Background: Septins are cytoskeletal GTPase proteins first discovered in the fungus Saccharomyces cerevisiae where they organize the septum and link nuclear division with cell division. More recently septins have been found in animals where they are important in processes ranging from actin and microtubule organization to embryonic patterning and where defects in septins have been implicated in human disease. Previous studies suggested that many animal septins fell into independent evolutionary groups, confounding cross-kingdom comparison.
Results: In the current work, we identified 162 septins from fungi, microsporidia and animals and analyzed their phylogenetic relationships. There was support for five groups of septins with orthology between kingdoms. Group 1 (which includes S. cerevisiae Cdc10p and human Sept9) and Group 2 (which includes S. cerevisiae Cdc3p and human Sept7) contain sequences from fungi and animals. Group 3 (which includes S. cerevisiae Cdc11p) and Group 4 (which includes S. cerevisiae Cdc12p) contain sequences from fungi and microsporidia. Group 5 (which includes Aspergillus nidulans AspE) contains sequences from filamentous fungi. We suggest a modified nomenclature based on these phylogenetic relationships. Comparative sequence alignments revealed septin derivatives of already known G1, G3 and G4 GTPase motifs, four new motifs from two to twelve amino acids long and six conserved single amino acid positions. One of these new motifs is septin-specific and several are group specific.

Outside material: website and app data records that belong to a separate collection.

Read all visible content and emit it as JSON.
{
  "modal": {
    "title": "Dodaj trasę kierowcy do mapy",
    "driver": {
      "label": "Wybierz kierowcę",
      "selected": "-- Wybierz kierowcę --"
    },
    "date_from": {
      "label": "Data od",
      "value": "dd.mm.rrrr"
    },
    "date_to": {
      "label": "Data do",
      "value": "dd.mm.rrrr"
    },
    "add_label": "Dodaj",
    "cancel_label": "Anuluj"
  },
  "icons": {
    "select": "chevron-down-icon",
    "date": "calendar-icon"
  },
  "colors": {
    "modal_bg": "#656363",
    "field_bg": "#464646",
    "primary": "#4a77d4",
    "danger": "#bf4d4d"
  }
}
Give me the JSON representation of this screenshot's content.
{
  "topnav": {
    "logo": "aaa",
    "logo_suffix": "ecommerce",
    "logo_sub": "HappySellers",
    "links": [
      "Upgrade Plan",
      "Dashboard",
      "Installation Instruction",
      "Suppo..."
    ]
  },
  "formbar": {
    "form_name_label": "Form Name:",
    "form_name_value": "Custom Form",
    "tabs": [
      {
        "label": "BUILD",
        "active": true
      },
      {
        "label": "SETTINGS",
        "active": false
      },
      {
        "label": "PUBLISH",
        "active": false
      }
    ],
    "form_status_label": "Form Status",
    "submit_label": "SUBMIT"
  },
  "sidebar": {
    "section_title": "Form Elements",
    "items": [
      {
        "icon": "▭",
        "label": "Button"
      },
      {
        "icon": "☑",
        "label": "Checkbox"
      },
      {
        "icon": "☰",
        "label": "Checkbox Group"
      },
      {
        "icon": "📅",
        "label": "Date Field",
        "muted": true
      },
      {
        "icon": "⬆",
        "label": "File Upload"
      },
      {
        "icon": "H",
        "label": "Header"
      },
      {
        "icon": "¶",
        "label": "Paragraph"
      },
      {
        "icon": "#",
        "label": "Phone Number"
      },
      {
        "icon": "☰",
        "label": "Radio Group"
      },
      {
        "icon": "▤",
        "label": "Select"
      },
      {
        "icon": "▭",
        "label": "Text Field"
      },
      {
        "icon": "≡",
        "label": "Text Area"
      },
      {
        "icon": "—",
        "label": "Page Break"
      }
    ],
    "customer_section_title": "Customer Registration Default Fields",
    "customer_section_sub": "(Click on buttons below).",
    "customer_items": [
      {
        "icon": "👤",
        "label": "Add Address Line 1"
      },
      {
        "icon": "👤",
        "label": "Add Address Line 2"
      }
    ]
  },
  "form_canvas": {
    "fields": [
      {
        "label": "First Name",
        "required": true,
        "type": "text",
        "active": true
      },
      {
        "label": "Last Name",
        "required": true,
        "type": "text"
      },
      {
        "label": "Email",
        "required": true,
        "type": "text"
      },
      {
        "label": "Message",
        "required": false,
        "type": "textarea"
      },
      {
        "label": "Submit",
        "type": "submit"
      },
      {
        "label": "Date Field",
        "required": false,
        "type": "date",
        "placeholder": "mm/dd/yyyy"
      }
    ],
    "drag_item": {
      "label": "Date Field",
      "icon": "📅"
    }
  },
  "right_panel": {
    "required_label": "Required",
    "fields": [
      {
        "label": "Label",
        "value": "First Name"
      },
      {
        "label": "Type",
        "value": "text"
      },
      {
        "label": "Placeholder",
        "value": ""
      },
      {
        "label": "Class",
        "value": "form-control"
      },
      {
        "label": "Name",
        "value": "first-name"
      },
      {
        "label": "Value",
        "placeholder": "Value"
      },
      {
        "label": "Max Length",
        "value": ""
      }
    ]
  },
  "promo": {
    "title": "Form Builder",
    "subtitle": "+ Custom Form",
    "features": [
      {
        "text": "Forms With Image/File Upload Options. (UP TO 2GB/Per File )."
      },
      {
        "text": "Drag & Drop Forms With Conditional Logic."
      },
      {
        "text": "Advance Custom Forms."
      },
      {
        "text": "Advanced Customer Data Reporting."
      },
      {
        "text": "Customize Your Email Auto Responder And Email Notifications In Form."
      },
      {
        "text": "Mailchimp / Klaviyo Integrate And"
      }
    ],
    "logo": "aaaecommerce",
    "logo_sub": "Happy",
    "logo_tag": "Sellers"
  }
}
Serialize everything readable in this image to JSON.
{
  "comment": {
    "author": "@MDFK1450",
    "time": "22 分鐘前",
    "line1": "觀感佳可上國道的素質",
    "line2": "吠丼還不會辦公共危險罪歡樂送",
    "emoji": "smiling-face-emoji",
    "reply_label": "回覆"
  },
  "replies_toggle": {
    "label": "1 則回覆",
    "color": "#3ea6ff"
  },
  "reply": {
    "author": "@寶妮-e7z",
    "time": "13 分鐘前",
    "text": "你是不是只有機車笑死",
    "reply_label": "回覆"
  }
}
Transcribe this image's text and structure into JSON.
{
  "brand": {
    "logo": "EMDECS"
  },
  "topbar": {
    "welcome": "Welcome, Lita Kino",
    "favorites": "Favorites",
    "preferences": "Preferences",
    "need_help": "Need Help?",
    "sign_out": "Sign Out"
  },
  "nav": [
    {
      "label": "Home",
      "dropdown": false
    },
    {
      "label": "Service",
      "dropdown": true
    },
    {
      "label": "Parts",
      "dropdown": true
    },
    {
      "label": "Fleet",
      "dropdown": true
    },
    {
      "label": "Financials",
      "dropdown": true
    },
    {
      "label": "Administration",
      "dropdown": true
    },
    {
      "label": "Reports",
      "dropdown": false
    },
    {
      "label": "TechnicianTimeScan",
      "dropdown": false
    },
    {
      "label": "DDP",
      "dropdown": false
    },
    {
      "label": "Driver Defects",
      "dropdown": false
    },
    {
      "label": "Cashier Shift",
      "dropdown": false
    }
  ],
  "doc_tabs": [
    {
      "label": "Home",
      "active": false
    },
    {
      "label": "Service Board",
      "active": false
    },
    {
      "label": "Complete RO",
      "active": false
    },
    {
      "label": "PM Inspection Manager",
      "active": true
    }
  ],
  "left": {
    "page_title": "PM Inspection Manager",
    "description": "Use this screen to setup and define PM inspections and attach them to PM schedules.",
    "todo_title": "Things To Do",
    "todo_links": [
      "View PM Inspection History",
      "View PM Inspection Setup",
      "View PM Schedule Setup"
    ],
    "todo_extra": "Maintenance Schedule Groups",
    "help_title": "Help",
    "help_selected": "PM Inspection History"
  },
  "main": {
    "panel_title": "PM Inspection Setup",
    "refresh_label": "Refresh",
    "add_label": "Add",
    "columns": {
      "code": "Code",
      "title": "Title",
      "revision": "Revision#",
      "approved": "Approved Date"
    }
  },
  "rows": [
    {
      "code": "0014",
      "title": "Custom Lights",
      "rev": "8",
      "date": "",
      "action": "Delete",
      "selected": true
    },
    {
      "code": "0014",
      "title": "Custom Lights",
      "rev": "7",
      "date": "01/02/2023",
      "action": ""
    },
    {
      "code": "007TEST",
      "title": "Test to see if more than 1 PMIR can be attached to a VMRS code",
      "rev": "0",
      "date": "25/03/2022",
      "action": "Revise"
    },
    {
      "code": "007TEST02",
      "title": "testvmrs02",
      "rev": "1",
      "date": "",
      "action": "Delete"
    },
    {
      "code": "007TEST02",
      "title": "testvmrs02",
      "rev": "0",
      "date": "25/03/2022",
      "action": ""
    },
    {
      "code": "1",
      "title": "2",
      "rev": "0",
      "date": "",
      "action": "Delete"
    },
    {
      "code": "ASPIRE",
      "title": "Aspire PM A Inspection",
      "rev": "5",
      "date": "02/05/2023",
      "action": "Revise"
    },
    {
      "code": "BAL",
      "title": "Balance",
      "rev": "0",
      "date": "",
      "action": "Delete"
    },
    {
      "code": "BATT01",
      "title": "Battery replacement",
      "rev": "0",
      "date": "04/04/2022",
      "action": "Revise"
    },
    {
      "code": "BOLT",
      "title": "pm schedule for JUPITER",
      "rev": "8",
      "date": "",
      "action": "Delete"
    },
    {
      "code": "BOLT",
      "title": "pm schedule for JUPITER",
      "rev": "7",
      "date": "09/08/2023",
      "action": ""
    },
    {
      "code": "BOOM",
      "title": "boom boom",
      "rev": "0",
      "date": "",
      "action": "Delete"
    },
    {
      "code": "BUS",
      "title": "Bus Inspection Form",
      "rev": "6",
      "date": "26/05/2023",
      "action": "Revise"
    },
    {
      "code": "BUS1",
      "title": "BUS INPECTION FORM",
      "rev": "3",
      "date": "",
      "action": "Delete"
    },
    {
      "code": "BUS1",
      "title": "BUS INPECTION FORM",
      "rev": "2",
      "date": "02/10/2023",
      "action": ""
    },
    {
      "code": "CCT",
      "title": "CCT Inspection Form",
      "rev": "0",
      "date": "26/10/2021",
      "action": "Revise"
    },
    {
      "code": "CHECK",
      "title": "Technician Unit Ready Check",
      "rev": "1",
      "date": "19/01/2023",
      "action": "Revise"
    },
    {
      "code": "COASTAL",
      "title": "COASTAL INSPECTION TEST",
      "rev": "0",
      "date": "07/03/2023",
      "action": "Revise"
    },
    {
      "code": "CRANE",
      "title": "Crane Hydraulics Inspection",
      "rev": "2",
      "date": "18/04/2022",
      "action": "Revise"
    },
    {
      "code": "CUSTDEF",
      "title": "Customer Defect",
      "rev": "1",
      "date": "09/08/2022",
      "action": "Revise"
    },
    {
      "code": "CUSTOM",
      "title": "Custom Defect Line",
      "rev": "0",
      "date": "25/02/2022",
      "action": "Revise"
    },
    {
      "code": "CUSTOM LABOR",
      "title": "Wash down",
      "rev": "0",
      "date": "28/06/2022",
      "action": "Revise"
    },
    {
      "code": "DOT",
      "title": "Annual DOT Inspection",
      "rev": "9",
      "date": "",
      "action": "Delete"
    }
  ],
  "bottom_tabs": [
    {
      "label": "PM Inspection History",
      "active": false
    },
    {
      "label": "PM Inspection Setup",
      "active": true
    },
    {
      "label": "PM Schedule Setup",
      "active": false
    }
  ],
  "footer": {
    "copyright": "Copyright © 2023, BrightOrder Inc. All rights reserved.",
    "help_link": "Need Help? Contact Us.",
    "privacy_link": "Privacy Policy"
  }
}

Conclusion: Our studies provide an evolutionary history for this important family of proteins and a framework and consistent nomenclature for comparison of septin orthologs across kingdoms.